In recent years, employees’ personal use of social media has become a thorny issue for companies. On one hand, people who post positively about their job or workplace can boost a brand’s reputation — an important recruiting tool in an era when “star employees” are a valuable commodity. On the other hand, posts deemed offensive by an employer or the general public can bring negative exposure to a firm, resulting in calls to boycott the company until the employee is fired — a phenomenon known as a collaborative brand attack. There’s even a slang term — “dooced” — for getting fired for posting questionable comments, pictures, or videos.

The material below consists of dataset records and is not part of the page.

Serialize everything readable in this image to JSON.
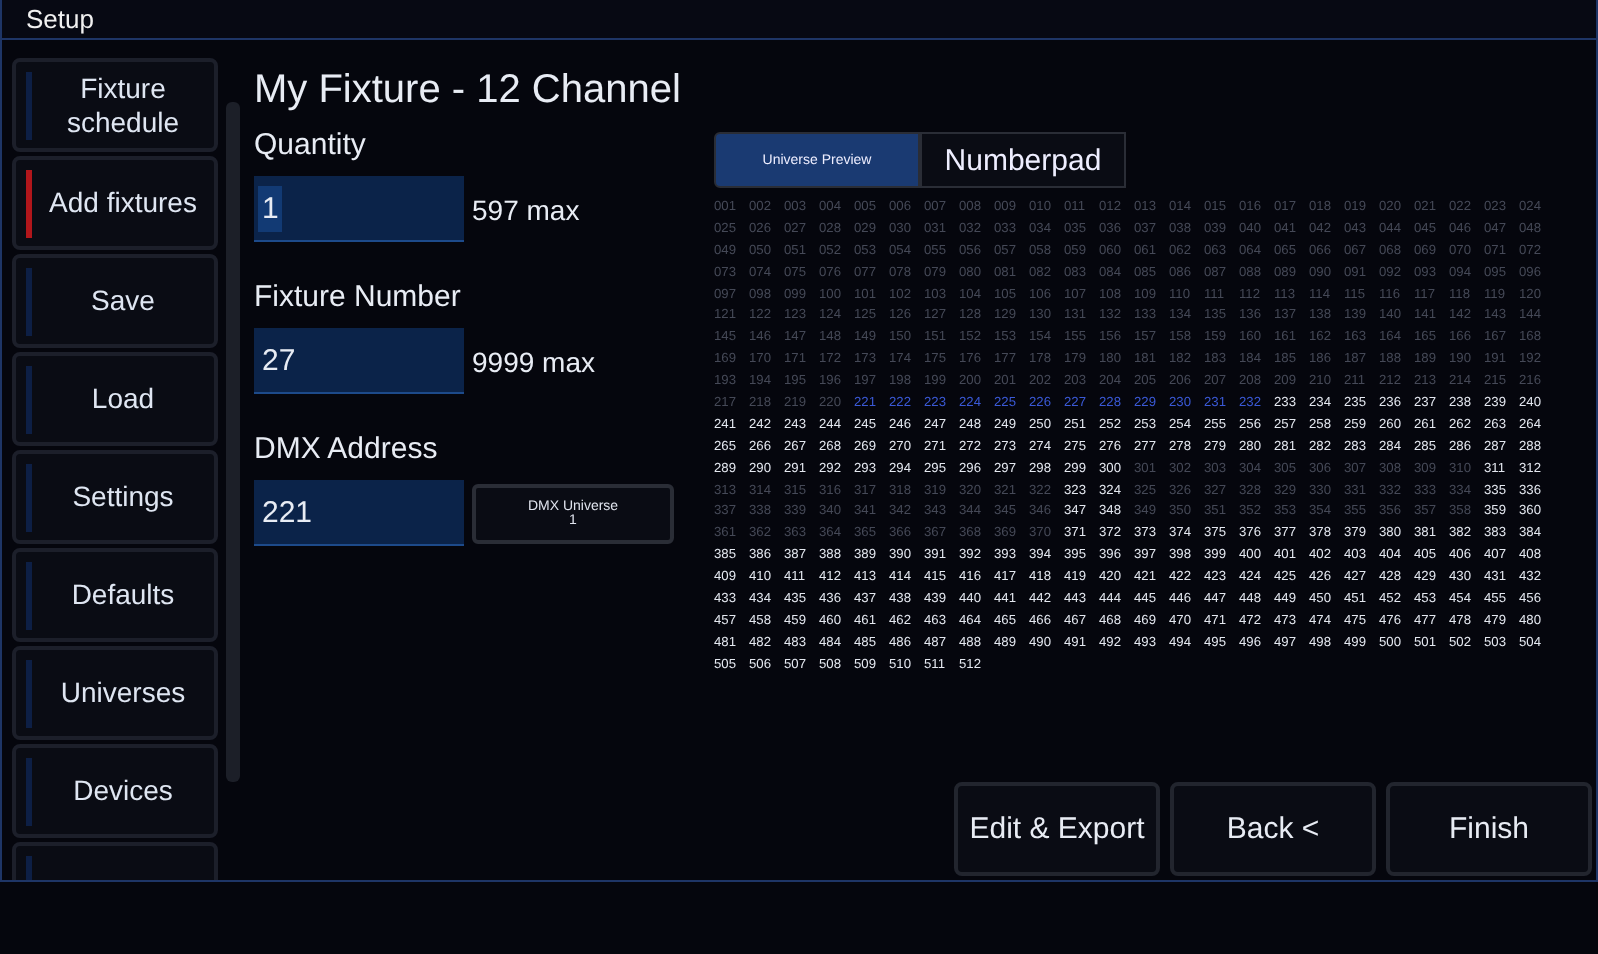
{
  "window": {
    "title": "Setup"
  },
  "sidebar": {
    "items": [
      {
        "label": "Fixture schedule",
        "selected": false
      },
      {
        "label": "Add fixtures",
        "selected": true
      },
      {
        "label": "Save",
        "selected": false
      },
      {
        "label": "Load",
        "selected": false
      },
      {
        "label": "Settings",
        "selected": false
      },
      {
        "label": "Defaults",
        "selected": false
      },
      {
        "label": "Universes",
        "selected": false
      },
      {
        "label": "Devices",
        "selected": false
      },
      {
        "selected": false
      }
    ]
  },
  "heading": "My Fixture - 12 Channel",
  "fields": [
    {
      "label": "Quantity",
      "value": "1",
      "hint": "597 max"
    },
    {
      "label": "Fixture Number",
      "value": "27",
      "hint": "9999 max"
    },
    {
      "label": "DMX Address",
      "value": "221",
      "universe_button": [
        "DMX Universe",
        "1"
      ]
    }
  ],
  "tabs": [
    {
      "label": "Universe Preview",
      "selected": true
    },
    {
      "label": "Numberpad",
      "selected": false
    }
  ],
  "universe": {
    "rows": [
      {
        "cells": [
          "001",
          "002",
          "003",
          "004",
          "005",
          "006",
          "007",
          "008",
          "009",
          "010",
          "011",
          "012",
          "013",
          "014",
          "015",
          "016",
          "017",
          "018",
          "019",
          "020",
          "021",
          "022",
          "023",
          "024"
        ],
        "used": [
          true,
          true,
          true,
          true,
          true,
          true,
          true,
          true,
          true,
          true,
          true,
          true,
          true,
          true,
          true,
          true,
          true,
          true,
          true,
          true,
          true,
          true,
          true,
          true
        ],
        "selected": [
          false,
          false,
          false,
          false,
          false,
          false,
          false,
          false,
          false,
          false,
          false,
          false,
          false,
          false,
          false,
          false,
          false,
          false,
          false,
          false,
          false,
          false,
          false,
          false
        ]
      },
      {
        "cells": [
          "025",
          "026",
          "027",
          "028",
          "029",
          "030",
          "031",
          "032",
          "033",
          "034",
          "035",
          "036",
          "037",
          "038",
          "039",
          "040",
          "041",
          "042",
          "043",
          "044",
          "045",
          "046",
          "047",
          "048"
        ],
        "used": [
          true,
          true,
          true,
          true,
          true,
          true,
          true,
          true,
          true,
          true,
          true,
          true,
          true,
          true,
          true,
          true,
          true,
          true,
          true,
          true,
          true,
          true,
          true,
          true
        ],
        "selected": [
          false,
          false,
          false,
          false,
          false,
          false,
          false,
          false,
          false,
          false,
          false,
          false,
          false,
          false,
          false,
          false,
          false,
          false,
          false,
          false,
          false,
          false,
          false,
          false
        ]
      },
      {
        "cells": [
          "049",
          "050",
          "051",
          "052",
          "053",
          "054",
          "055",
          "056",
          "057",
          "058",
          "059",
          "060",
          "061",
          "062",
          "063",
          "064",
          "065",
          "066",
          "067",
          "068",
          "069",
          "070",
          "071",
          "072"
        ],
        "used": [
          true,
          true,
          true,
          true,
          true,
          true,
          true,
          true,
          true,
          true,
          true,
          true,
          true,
          true,
          true,
          true,
          true,
          true,
          true,
          true,
          true,
          true,
          true,
          true
        ],
        "selected": [
          false,
          false,
          false,
          false,
          false,
          false,
          false,
          false,
          false,
          false,
          false,
          false,
          false,
          false,
          false,
          false,
          false,
          false,
          false,
          false,
          false,
          false,
          false,
          false
        ]
      },
      {
        "cells": [
          "073",
          "074",
          "075",
          "076",
          "077",
          "078",
          "079",
          "080",
          "081",
          "082",
          "083",
          "084",
          "085",
          "086",
          "087",
          "088",
          "089",
          "090",
          "091",
          "092",
          "093",
          "094",
          "095",
          "096"
        ],
        "used": [
          true,
          true,
          true,
          true,
          true,
          true,
          true,
          true,
          true,
          true,
          true,
          true,
          true,
          true,
          true,
          true,
          true,
          true,
          true,
          true,
          true,
          true,
          true,
          true
        ],
        "selected": [
          false,
          false,
          false,
          false,
          false,
          false,
          false,
          false,
          false,
          false,
          false,
          false,
          false,
          false,
          false,
          false,
          false,
          false,
          false,
          false,
          false,
          false,
          false,
          false
        ]
      },
      {
        "cells": [
          "097",
          "098",
          "099",
          "100",
          "101",
          "102",
          "103",
          "104",
          "105",
          "106",
          "107",
          "108",
          "109",
          "110",
          "111",
          "112",
          "113",
          "114",
          "115",
          "116",
          "117",
          "118",
          "119",
          "120"
        ],
        "used": [
          true,
          true,
          true,
          true,
          true,
          true,
          true,
          true,
          true,
          true,
          true,
          true,
          true,
          true,
          true,
          true,
          true,
          true,
          true,
          true,
          true,
          true,
          true,
          true
        ],
        "selected": [
          false,
          false,
          false,
          false,
          false,
          false,
          false,
          false,
          false,
          false,
          false,
          false,
          false,
          false,
          false,
          false,
          false,
          false,
          false,
          false,
          false,
          false,
          false,
          false
        ]
      },
      {
        "cells": [
          "121",
          "122",
          "123",
          "124",
          "125",
          "126",
          "127",
          "128",
          "129",
          "130",
          "131",
          "132",
          "133",
          "134",
          "135",
          "136",
          "137",
          "138",
          "139",
          "140",
          "141",
          "142",
          "143",
          "144"
        ],
        "used": [
          true,
          true,
          true,
          true,
          true,
          true,
          true,
          true,
          true,
          true,
          true,
          true,
          true,
          true,
          true,
          true,
          true,
          true,
          true,
          true,
          true,
          true,
          true,
          true
        ],
        "selected": [
          false,
          false,
          false,
          false,
          false,
          false,
          false,
          false,
          false,
          false,
          false,
          false,
          false,
          false,
          false,
          false,
          false,
          false,
          false,
          false,
          false,
          false,
          false,
          false
        ]
      },
      {
        "cells": [
          "145",
          "146",
          "147",
          "148",
          "149",
          "150",
          "151",
          "152",
          "153",
          "154",
          "155",
          "156",
          "157",
          "158",
          "159",
          "160",
          "161",
          "162",
          "163",
          "164",
          "165",
          "166",
          "167",
          "168"
        ],
        "used": [
          true,
          true,
          true,
          true,
          true,
          true,
          true,
          true,
          true,
          true,
          true,
          true,
          true,
          true,
          true,
          true,
          true,
          true,
          true,
          true,
          true,
          true,
          true,
          true
        ],
        "selected": [
          false,
          false,
          false,
          false,
          false,
          false,
          false,
          false,
          false,
          false,
          false,
          false,
          false,
          false,
          false,
          false,
          false,
          false,
          false,
          false,
          false,
          false,
          false,
          false
        ]
      },
      {
        "cells": [
          "169",
          "170",
          "171",
          "172",
          "173",
          "174",
          "175",
          "176",
          "177",
          "178",
          "179",
          "180",
          "181",
          "182",
          "183",
          "184",
          "185",
          "186",
          "187",
          "188",
          "189",
          "190",
          "191",
          "192"
        ],
        "used": [
          true,
          true,
          true,
          true,
          true,
          true,
          true,
          true,
          true,
          true,
          true,
          true,
          true,
          true,
          true,
          true,
          true,
          true,
          true,
          true,
          true,
          true,
          true,
          true
        ],
        "selected": [
          false,
          false,
          false,
          false,
          false,
          false,
          false,
          false,
          false,
          false,
          false,
          false,
          false,
          false,
          false,
          false,
          false,
          false,
          false,
          false,
          false,
          false,
          false,
          false
        ]
      },
      {
        "cells": [
          "193",
          "194",
          "195",
          "196",
          "197",
          "198",
          "199",
          "200",
          "201",
          "202",
          "203",
          "204",
          "205",
          "206",
          "207",
          "208",
          "209",
          "210",
          "211",
          "212",
          "213",
          "214",
          "215",
          "216"
        ],
        "used": [
          true,
          true,
          true,
          true,
          true,
          true,
          true,
          true,
          true,
          true,
          true,
          true,
          true,
          true,
          true,
          true,
          true,
          true,
          true,
          true,
          true,
          true,
          true,
          true
        ],
        "selected": [
          false,
          false,
          false,
          false,
          false,
          false,
          false,
          false,
          false,
          false,
          false,
          false,
          false,
          false,
          false,
          false,
          false,
          false,
          false,
          false,
          false,
          false,
          false,
          false
        ]
      },
      {
        "cells": [
          "217",
          "218",
          "219",
          "220",
          "221",
          "222",
          "223",
          "224",
          "225",
          "226",
          "227",
          "228",
          "229",
          "230",
          "231",
          "232",
          "233",
          "234",
          "235",
          "236",
          "237",
          "238",
          "239",
          "240"
        ],
        "used": [
          true,
          true,
          true,
          true,
          false,
          false,
          false,
          false,
          false,
          false,
          false,
          false,
          false,
          false,
          false,
          false,
          false,
          false,
          false,
          false,
          false,
          false,
          false,
          false
        ],
        "selected": [
          false,
          false,
          false,
          false,
          true,
          true,
          true,
          true,
          true,
          true,
          true,
          true,
          true,
          true,
          true,
          true,
          false,
          false,
          false,
          false,
          false,
          false,
          false,
          false
        ]
      },
      {
        "cells": [
          "241",
          "242",
          "243",
          "244",
          "245",
          "246",
          "247",
          "248",
          "249",
          "250",
          "251",
          "252",
          "253",
          "254",
          "255",
          "256",
          "257",
          "258",
          "259",
          "260",
          "261",
          "262",
          "263",
          "264"
        ],
        "used": [
          false,
          false,
          false,
          false,
          false,
          false,
          false,
          false,
          false,
          false,
          false,
          false,
          false,
          false,
          false,
          false,
          false,
          false,
          false,
          false,
          false,
          false,
          false,
          false
        ],
        "selected": [
          false,
          false,
          false,
          false,
          false,
          false,
          false,
          false,
          false,
          false,
          false,
          false,
          false,
          false,
          false,
          false,
          false,
          false,
          false,
          false,
          false,
          false,
          false,
          false
        ]
      },
      {
        "cells": [
          "265",
          "266",
          "267",
          "268",
          "269",
          "270",
          "271",
          "272",
          "273",
          "274",
          "275",
          "276",
          "277",
          "278",
          "279",
          "280",
          "281",
          "282",
          "283",
          "284",
          "285",
          "286",
          "287",
          "288"
        ],
        "used": [
          false,
          false,
          false,
          false,
          false,
          false,
          false,
          false,
          false,
          false,
          false,
          false,
          false,
          false,
          false,
          false,
          false,
          false,
          false,
          false,
          false,
          false,
          false,
          false
        ],
        "selected": [
          false,
          false,
          false,
          false,
          false,
          false,
          false,
          false,
          false,
          false,
          false,
          false,
          false,
          false,
          false,
          false,
          false,
          false,
          false,
          false,
          false,
          false,
          false,
          false
        ]
      },
      {
        "cells": [
          "289",
          "290",
          "291",
          "292",
          "293",
          "294",
          "295",
          "296",
          "297",
          "298",
          "299",
          "300",
          "301",
          "302",
          "303",
          "304",
          "305",
          "306",
          "307",
          "308",
          "309",
          "310",
          "311",
          "312"
        ],
        "used": [
          false,
          false,
          false,
          false,
          false,
          false,
          false,
          false,
          false,
          false,
          false,
          false,
          true,
          true,
          true,
          true,
          true,
          true,
          true,
          true,
          true,
          true,
          false,
          false
        ],
        "selected": [
          false,
          false,
          false,
          false,
          false,
          false,
          false,
          false,
          false,
          false,
          false,
          false,
          false,
          false,
          false,
          false,
          false,
          false,
          false,
          false,
          false,
          false,
          false,
          false
        ]
      },
      {
        "cells": [
          "313",
          "314",
          "315",
          "316",
          "317",
          "318",
          "319",
          "320",
          "321",
          "322",
          "323",
          "324",
          "325",
          "326",
          "327",
          "328",
          "329",
          "330",
          "331",
          "332",
          "333",
          "334",
          "335",
          "336"
        ],
        "used": [
          true,
          true,
          true,
          true,
          true,
          true,
          true,
          true,
          true,
          true,
          false,
          false,
          true,
          true,
          true,
          true,
          true,
          true,
          true,
          true,
          true,
          true,
          false,
          false
        ],
        "selected": [
          false,
          false,
          false,
          false,
          false,
          false,
          false,
          false,
          false,
          false,
          false,
          false,
          false,
          false,
          false,
          false,
          false,
          false,
          false,
          false,
          false,
          false,
          false,
          false
        ]
      },
      {
        "cells": [
          "337",
          "338",
          "339",
          "340",
          "341",
          "342",
          "343",
          "344",
          "345",
          "346",
          "347",
          "348",
          "349",
          "350",
          "351",
          "352",
          "353",
          "354",
          "355",
          "356",
          "357",
          "358",
          "359",
          "360"
        ],
        "used": [
          true,
          true,
          true,
          true,
          true,
          true,
          true,
          true,
          true,
          true,
          false,
          false,
          true,
          true,
          true,
          true,
          true,
          true,
          true,
          true,
          true,
          true,
          false,
          false
        ],
        "selected": [
          false,
          false,
          false,
          false,
          false,
          false,
          false,
          false,
          false,
          false,
          false,
          false,
          false,
          false,
          false,
          false,
          false,
          false,
          false,
          false,
          false,
          false,
          false,
          false
        ]
      },
      {
        "cells": [
          "361",
          "362",
          "363",
          "364",
          "365",
          "366",
          "367",
          "368",
          "369",
          "370",
          "371",
          "372",
          "373",
          "374",
          "375",
          "376",
          "377",
          "378",
          "379",
          "380",
          "381",
          "382",
          "383",
          "384"
        ],
        "used": [
          true,
          true,
          true,
          true,
          true,
          true,
          true,
          true,
          true,
          true,
          false,
          false,
          false,
          false,
          false,
          false,
          false,
          false,
          false,
          false,
          false,
          false,
          false,
          false
        ],
        "selected": [
          false,
          false,
          false,
          false,
          false,
          false,
          false,
          false,
          false,
          false,
          false,
          false,
          false,
          false,
          false,
          false,
          false,
          false,
          false,
          false,
          false,
          false,
          false,
          false
        ]
      },
      {
        "cells": [
          "385",
          "386",
          "387",
          "388",
          "389",
          "390",
          "391",
          "392",
          "393",
          "394",
          "395",
          "396",
          "397",
          "398",
          "399",
          "400",
          "401",
          "402",
          "403",
          "404",
          "405",
          "406",
          "407",
          "408"
        ],
        "used": [
          false,
          false,
          false,
          false,
          false,
          false,
          false,
          false,
          false,
          false,
          false,
          false,
          false,
          false,
          false,
          false,
          false,
          false,
          false,
          false,
          false,
          false,
          false,
          false
        ],
        "selected": [
          false,
          false,
          false,
          false,
          false,
          false,
          false,
          false,
          false,
          false,
          false,
          false,
          false,
          false,
          false,
          false,
          false,
          false,
          false,
          false,
          false,
          false,
          false,
          false
        ]
      },
      {
        "cells": [
          "409",
          "410",
          "411",
          "412",
          "413",
          "414",
          "415",
          "416",
          "417",
          "418",
          "419",
          "420",
          "421",
          "422",
          "423",
          "424",
          "425",
          "426",
          "427",
          "428",
          "429",
          "430",
          "431",
          "432"
        ],
        "used": [
          false,
          false,
          false,
          false,
          false,
          false,
          false,
          false,
          false,
          false,
          false,
          false,
          false,
          false,
          false,
          false,
          false,
          false,
          false,
          false,
          false,
          false,
          false,
          false
        ],
        "selected": [
          false,
          false,
          false,
          false,
          false,
          false,
          false,
          false,
          false,
          false,
          false,
          false,
          false,
          false,
          false,
          false,
          false,
          false,
          false,
          false,
          false,
          false,
          false,
          false
        ]
      },
      {
        "cells": [
          "433",
          "434",
          "435",
          "436",
          "437",
          "438",
          "439",
          "440",
          "441",
          "442",
          "443",
          "444",
          "445",
          "446",
          "447",
          "448",
          "449",
          "450",
          "451",
          "452",
          "453",
          "454",
          "455",
          "456"
        ],
        "used": [
          false,
          false,
          false,
          false,
          false,
          false,
          false,
          false,
          false,
          false,
          false,
          false,
          false,
          false,
          false,
          false,
          false,
          false,
          false,
          false,
          false,
          false,
          false,
          false
        ],
        "selected": [
          false,
          false,
          false,
          false,
          false,
          false,
          false,
          false,
          false,
          false,
          false,
          false,
          false,
          false,
          false,
          false,
          false,
          false,
          false,
          false,
          false,
          false,
          false,
          false
        ]
      },
      {
        "cells": [
          "457",
          "458",
          "459",
          "460",
          "461",
          "462",
          "463",
          "464",
          "465",
          "466",
          "467",
          "468",
          "469",
          "470",
          "471",
          "472",
          "473",
          "474",
          "475",
          "476",
          "477",
          "478",
          "479",
          "480"
        ],
        "used": [
          false,
          false,
          false,
          false,
          false,
          false,
          false,
          false,
          false,
          false,
          false,
          false,
          false,
          false,
          false,
          false,
          false,
          false,
          false,
          false,
          false,
          false,
          false,
          false
        ],
        "selected": [
          false,
          false,
          false,
          false,
          false,
          false,
          false,
          false,
          false,
          false,
          false,
          false,
          false,
          false,
          false,
          false,
          false,
          false,
          false,
          false,
          false,
          false,
          false,
          false
        ]
      },
      {
        "cells": [
          "481",
          "482",
          "483",
          "484",
          "485",
          "486",
          "487",
          "488",
          "489",
          "490",
          "491",
          "492",
          "493",
          "494",
          "495",
          "496",
          "497",
          "498",
          "499",
          "500",
          "501",
          "502",
          "503",
          "504"
        ],
        "used": [
          false,
          false,
          false,
          false,
          false,
          false,
          false,
          false,
          false,
          false,
          false,
          false,
          false,
          false,
          false,
          false,
          false,
          false,
          false,
          false,
          false,
          false,
          false,
          false
        ],
        "selected": [
          false,
          false,
          false,
          false,
          false,
          false,
          false,
          false,
          false,
          false,
          false,
          false,
          false,
          false,
          false,
          false,
          false,
          false,
          false,
          false,
          false,
          false,
          false,
          false
        ]
      },
      {
        "cells": [
          "505",
          "506",
          "507",
          "508",
          "509",
          "510",
          "511",
          "512"
        ],
        "used": [
          false,
          false,
          false,
          false,
          false,
          false,
          false,
          false
        ],
        "selected": [
          false,
          false,
          false,
          false,
          false,
          false,
          false,
          false
        ]
      }
    ]
  },
  "buttons": [
    "Edit & Export",
    "Back <",
    "Finish"
  ]
}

The term is a reference to Heather Armstrong, an employee terminated for posting satirical stories about her job and colleagues on her parenting blog, dooce.com.
As companies feel their way through this space, a few researchers have examined social media